But what about the story? If you’re looking for this to be the Marvel film that bucks the routine style of previous films, you’ll be sorely disappointed. The incredible electronic, neon, fantasy aesthetic is a very cool coat of paint on the same old formula. Heroic actions and sacrifice just don’t have much weight to them because everything is a joke in this world. There were numerous conversations where I thought that meaningful character development was coming, but there is never a dramatic payoff. The humor is a constant undercurrent and while it makes the film a lot of fun to watch, it has no depth or staying power because we never connect with the characters or events on anything more than a surface level.

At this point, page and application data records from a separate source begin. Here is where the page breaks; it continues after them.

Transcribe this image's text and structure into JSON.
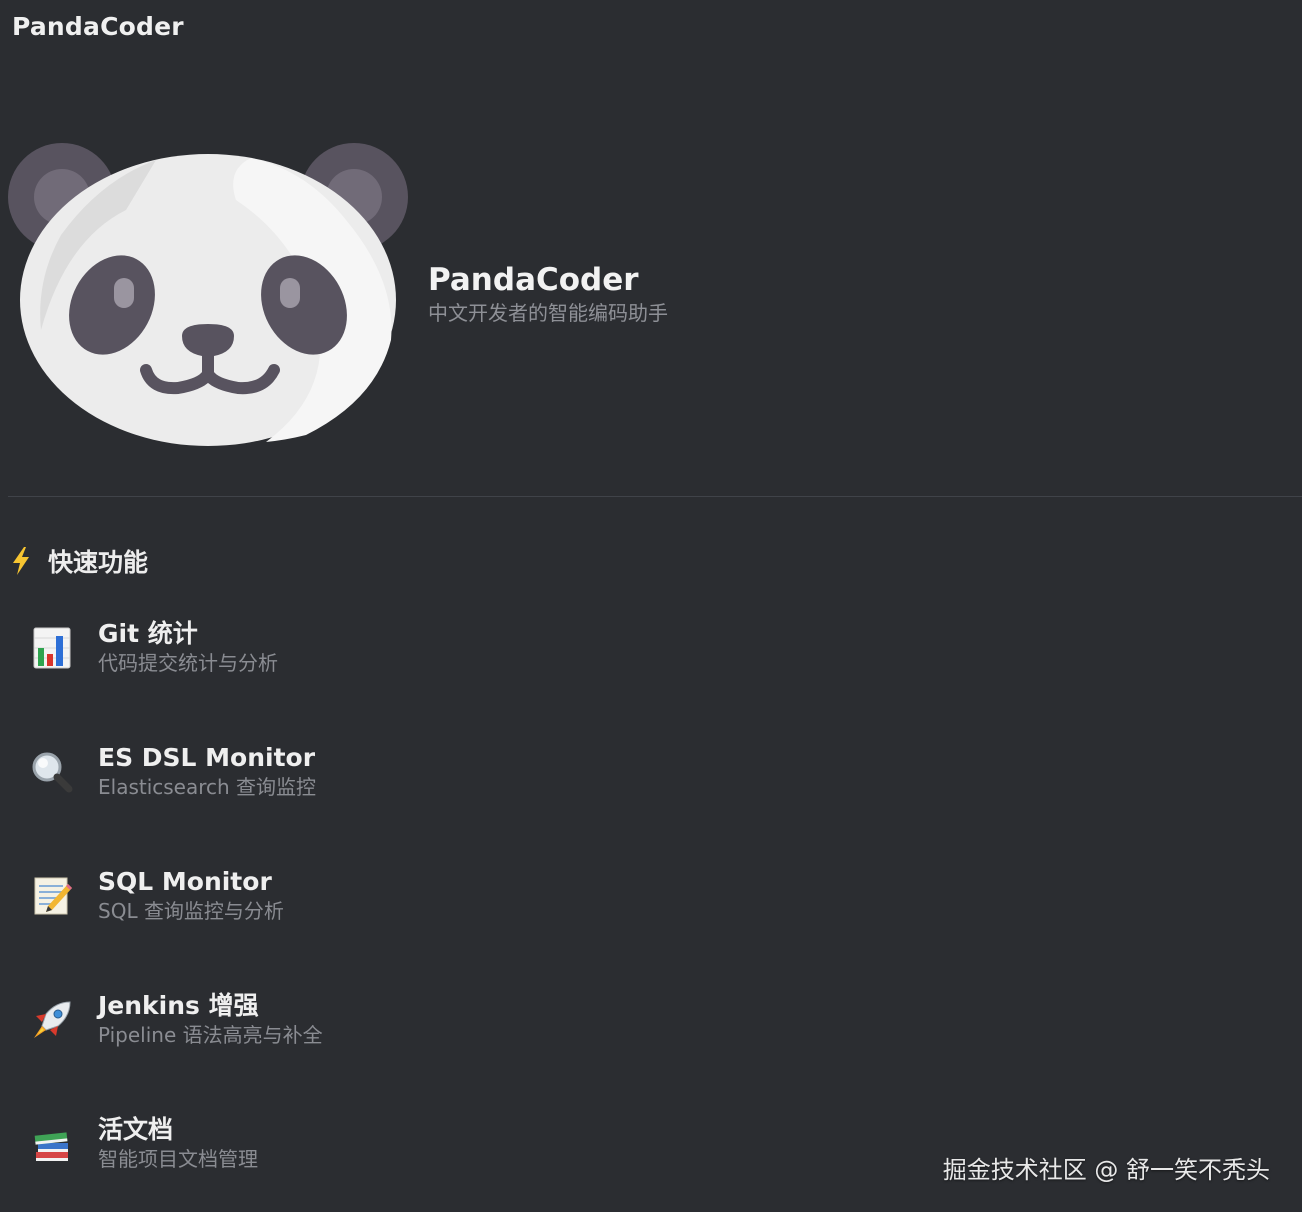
{
  "topbar": {
    "title": "PandaCoder"
  },
  "hero": {
    "logo_icon": "panda-face-icon",
    "brand_name": "PandaCoder",
    "tagline": "中文开发者的智能编码助手"
  },
  "quick": {
    "icon": "lightning-icon",
    "title": "快速功能",
    "items": [
      {
        "icon": "bar-chart-icon",
        "title": "Git 统计",
        "desc": "代码提交统计与分析"
      },
      {
        "icon": "magnifier-icon",
        "title": "ES DSL Monitor",
        "desc": "Elasticsearch 查询监控"
      },
      {
        "icon": "memo-pencil-icon",
        "title": "SQL Monitor",
        "desc": "SQL 查询监控与分析"
      },
      {
        "icon": "rocket-icon",
        "title": "Jenkins 增强",
        "desc": "Pipeline 语法高亮与补全"
      },
      {
        "icon": "books-icon",
        "title": "活文档",
        "desc": "智能项目文档管理"
      }
    ]
  },
  "watermark": "掘金技术社区 @ 舒一笑不秃头",
  "colors": {
    "background": "#2b2d31",
    "panda_white": "#ececec",
    "panda_dark": "#58535f",
    "muted_text": "#8a8c92",
    "accent_lightning": "#f7c531"
  }
}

That’s not to say that characters don’t have arcs – they do. This is a hero’s journey for Thor, but other characters must also find out who they truly are if Asgard is going to be saved from the Goddess of Death. That goddess, played by the incredible Cate Blanchett, had potential to be one of the best Marvel villains. Her backstory is intriguing and the film does a great job with the Norse mythology as a whole. Unfortunately, she has little to do other than sling knives around and recite history. She does definitely bring it in the action department, though, and is a worthy foe for Thor and his team. When she’s at her strongest and Thor goes full God of Thunder, it is a sight to see.

Verdict

Thor: Ragnarok plays in an exciting new genre for Marvel. Its overall aesthetic and tone commit fully to the comedic nature of the MCU and results in one of the funniest Marvel films to date. If a fun, entertaining, visually striking, and hilarious experience is what you’re after, this is a must see. It’s too bad that Waititi couldn’t give it a little more depth and heart, though, because that’s what would have truly been something new. As it stands, Thor: Ragnarok will wow you for a few hours, but you’re likely to forget all about it in a few days.

Rating:


Aaron White is a Seattle-based film critic and co-creator/co-host of the Feelin’ Film Podcast. He is also a member of the Seattle Film Critics Society. He writes reviews with a focus on how his expectations influenced his experience. Follow him on Facebook and Twitter to be notified when new content is posted.